• **SOURCE MATERIAL**
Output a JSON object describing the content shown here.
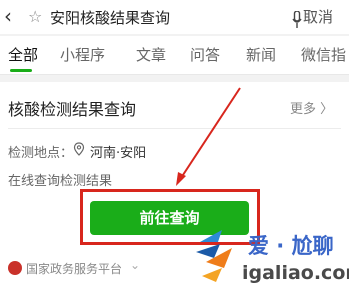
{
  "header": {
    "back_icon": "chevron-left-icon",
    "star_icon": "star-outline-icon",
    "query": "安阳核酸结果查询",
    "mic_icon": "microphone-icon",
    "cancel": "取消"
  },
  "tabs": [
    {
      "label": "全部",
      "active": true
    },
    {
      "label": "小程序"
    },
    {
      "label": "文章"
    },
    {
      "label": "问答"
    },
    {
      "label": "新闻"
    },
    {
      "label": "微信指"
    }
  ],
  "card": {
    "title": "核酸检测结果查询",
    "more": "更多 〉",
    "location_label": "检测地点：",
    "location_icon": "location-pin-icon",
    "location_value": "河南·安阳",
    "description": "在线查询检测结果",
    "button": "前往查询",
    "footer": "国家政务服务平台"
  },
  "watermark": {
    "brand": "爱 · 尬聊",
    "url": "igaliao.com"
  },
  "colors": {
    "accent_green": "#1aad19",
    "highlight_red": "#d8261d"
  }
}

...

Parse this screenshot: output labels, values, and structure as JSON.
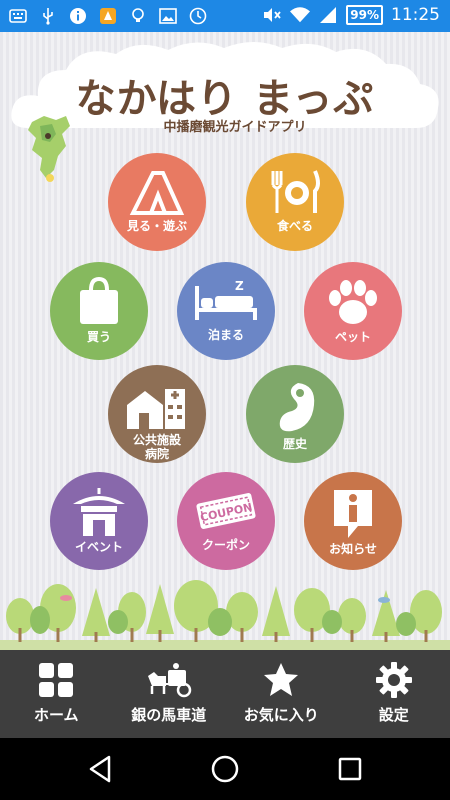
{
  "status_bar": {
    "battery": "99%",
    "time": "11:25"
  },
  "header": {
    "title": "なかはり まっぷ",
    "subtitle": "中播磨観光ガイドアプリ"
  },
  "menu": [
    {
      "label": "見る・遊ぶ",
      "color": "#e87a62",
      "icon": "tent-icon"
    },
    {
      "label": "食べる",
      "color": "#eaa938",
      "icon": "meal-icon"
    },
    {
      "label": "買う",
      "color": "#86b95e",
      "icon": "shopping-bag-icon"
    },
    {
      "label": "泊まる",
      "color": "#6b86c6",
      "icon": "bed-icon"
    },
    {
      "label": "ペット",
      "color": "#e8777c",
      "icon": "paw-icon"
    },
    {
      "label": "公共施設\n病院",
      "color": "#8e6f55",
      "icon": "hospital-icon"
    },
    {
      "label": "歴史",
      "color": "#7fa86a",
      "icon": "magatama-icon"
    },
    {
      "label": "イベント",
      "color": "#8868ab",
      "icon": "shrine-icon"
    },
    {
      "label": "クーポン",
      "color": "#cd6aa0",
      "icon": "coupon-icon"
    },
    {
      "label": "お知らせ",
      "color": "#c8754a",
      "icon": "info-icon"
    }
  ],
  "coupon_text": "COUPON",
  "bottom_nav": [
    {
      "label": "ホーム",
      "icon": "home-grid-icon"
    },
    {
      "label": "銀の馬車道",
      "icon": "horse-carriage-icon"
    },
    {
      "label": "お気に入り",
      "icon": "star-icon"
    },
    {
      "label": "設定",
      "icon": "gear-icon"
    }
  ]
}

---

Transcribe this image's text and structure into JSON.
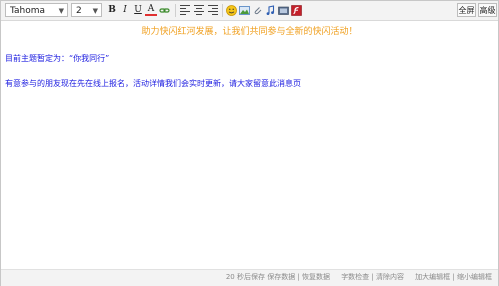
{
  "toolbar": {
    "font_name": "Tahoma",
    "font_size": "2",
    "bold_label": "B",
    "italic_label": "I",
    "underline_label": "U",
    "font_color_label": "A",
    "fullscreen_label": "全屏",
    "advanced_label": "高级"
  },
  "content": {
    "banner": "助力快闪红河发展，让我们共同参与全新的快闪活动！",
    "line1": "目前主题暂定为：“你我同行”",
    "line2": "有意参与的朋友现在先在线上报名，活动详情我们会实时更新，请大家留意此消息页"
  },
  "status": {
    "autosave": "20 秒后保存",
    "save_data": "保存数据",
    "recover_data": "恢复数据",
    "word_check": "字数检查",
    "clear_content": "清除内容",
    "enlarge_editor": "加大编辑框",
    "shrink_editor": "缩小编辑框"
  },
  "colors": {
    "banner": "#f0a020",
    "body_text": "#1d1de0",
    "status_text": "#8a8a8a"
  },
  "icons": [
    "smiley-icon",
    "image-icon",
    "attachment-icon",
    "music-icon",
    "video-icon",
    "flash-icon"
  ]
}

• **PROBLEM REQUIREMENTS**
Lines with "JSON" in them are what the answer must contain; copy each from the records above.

• **TASK RESULT**
Output a JSON object describing the content shown here.
Parse this screenshot: output labels, values, and structure as JSON.
Transcribe this image's text and structure into JSON.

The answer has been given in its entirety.